So, I have reached a pit stop in the travelling for the moment, and I’m reflecting on the experiences I’ve had so far.  It usually takes me a while to distill things (big things, that is), so they become more than just isolated chunks of time.  I don’t want to start sounding too Morrisey, so I’ll move it along here.  I’ve managed to move past my miscarriage.   Huge loss – emotionally and financially. I wouldn’t say I’ve built a (big) wall, but maybe I kind of have? I’ve spent a lot of time observing families in action lately, other people’s and my own.   I know if I keep seeing my dreams of a family shatter right before my eyes every day, I’ll never get out of bed again.  There are triggers everywhere.  Pregnant women, adorable babies, families holding hands – you know.  We all know.  Ain’t no getting away from it.   The triggers are forever, and we just have to deal.    I’ve managed to be truly happy on occasion since my loss, and I can’t help but think that maybe it’s a sign.  The better I function, the more I think maybe the universe is telling me that motherhood isn’t my stop.  That it really isn’t meant to be.  And the only way that I know (I hope) it isn’t true is that my throat closes up when I think that.   Is it bad that I can see life either way?

I’ve always been practical to a fault.  I do not depend on anyone else easily (took us forever to get married), don’t put all my eggs in one basket (pardon the pun) – I don’t even like to ask for directions.  I wrote lab reports so often in college that if someone asked me to submit a 500 word essay, I’d be hard pressed to come up with more than 2 sentences, though I’m working on it (yet another reason for the blog).  I’m not as bad as Bones (love that show) but I do have my moments.

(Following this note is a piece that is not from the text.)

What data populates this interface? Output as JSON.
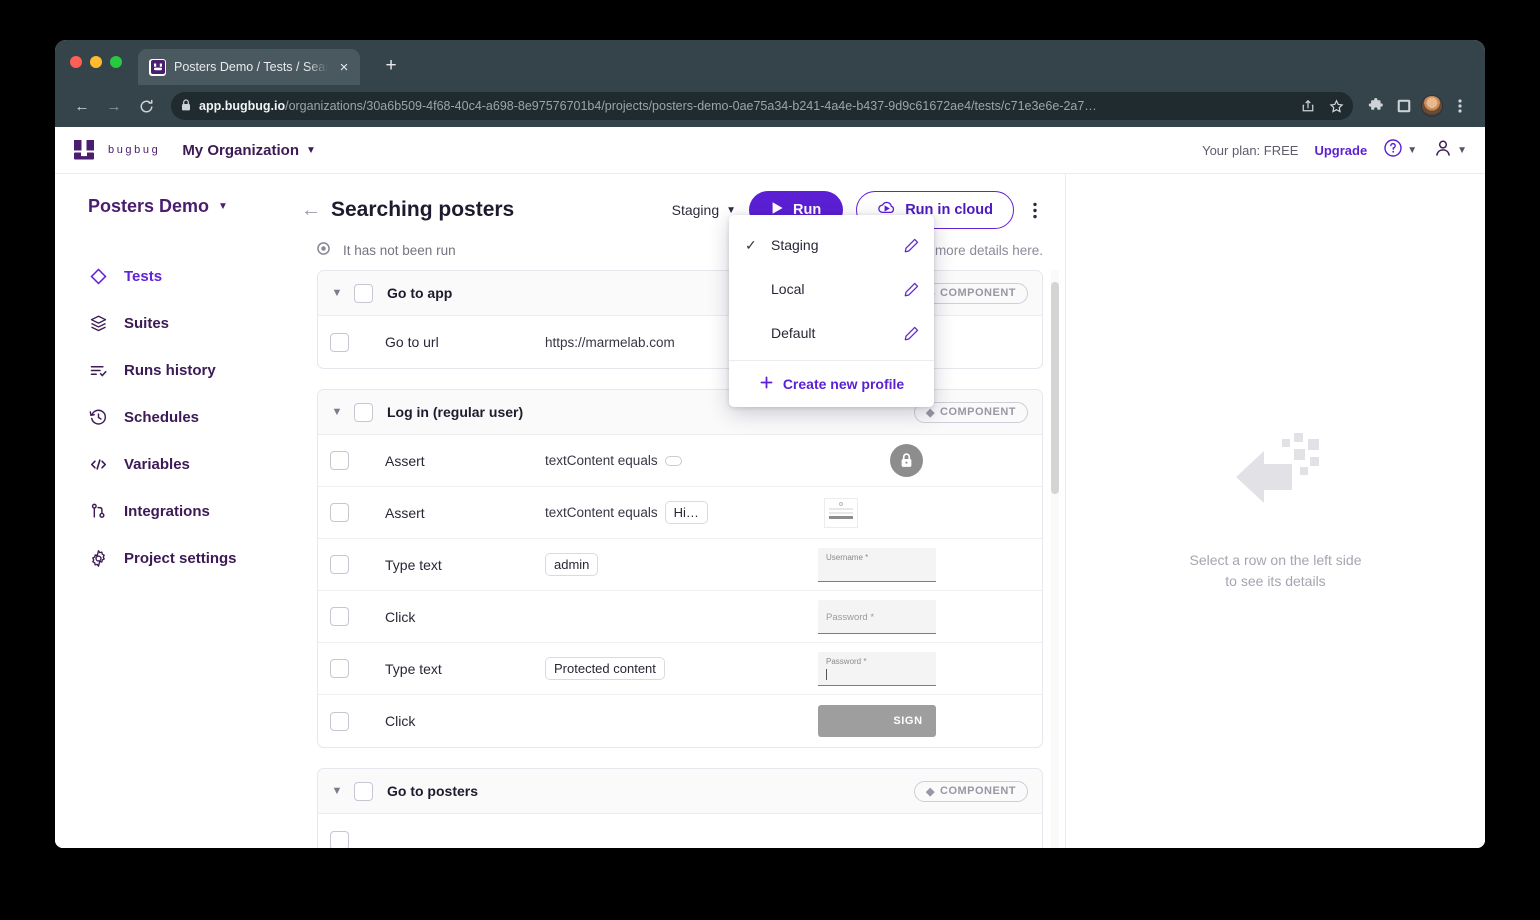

The point, you ask?  Well……  D had an uncle pass away over Labor Day weekend.  Really a good, nice guy.  D doesn’t visit or call his family much, I’ve spent time with them on only a couple of occasions.  Don’t even really remember this man.  But the effect he had on the family was so apparent.  This person was such a positive presence in all their lives, and he didn’t have a good death and it just really, really sucked all the way around.  Funerals are bad enough, but funerals in the rain just are particularly unjust.  Or maybe not – the deceased is likely laughing his ass off at the skirts flying and the dripping hair and the umbrellas turning inside out.  Guess you have to give them that – they’ve earned at least a laugh at the expense of the living.

The visitation was Monday evening.  There was a short service and then, you know, visiting.  One relative (no clue who) brought her child who was maybe 9 or 10 months old.   Cute, cute kid with a bow stuck to an elastic band on her head – made her look like a little present.  She was just smiling and looking around, like they do.  One of D’s aunts got her and was bouncing the baby on her lap, caught my eye and said loudly (she was across the room), “Awwwwwww, you need one of these!!”  They have no idea what’s been going on, of course.  But I had an answer ready – I’d prepared, you see.  I yelled back, “We’re waiting for them to go on sale!”.  There was much laughter and more bouncing and kidding and then the kid was being brought closer and was looking me full in the face and burst loudly into tears.  Which made the whole room laugh that much harder.  I was laughing, but deep down I was just horrified, crushed.   I know she was just hungry/wet/tired/overstimulated but, well, shit.  I almost felt like I’d been slapped.  No matter how far you think you’ve come with infertility,  it’s just lurking there like a shark, isn’t it.  Waiting for another opportunity to take another chunk out of your ass.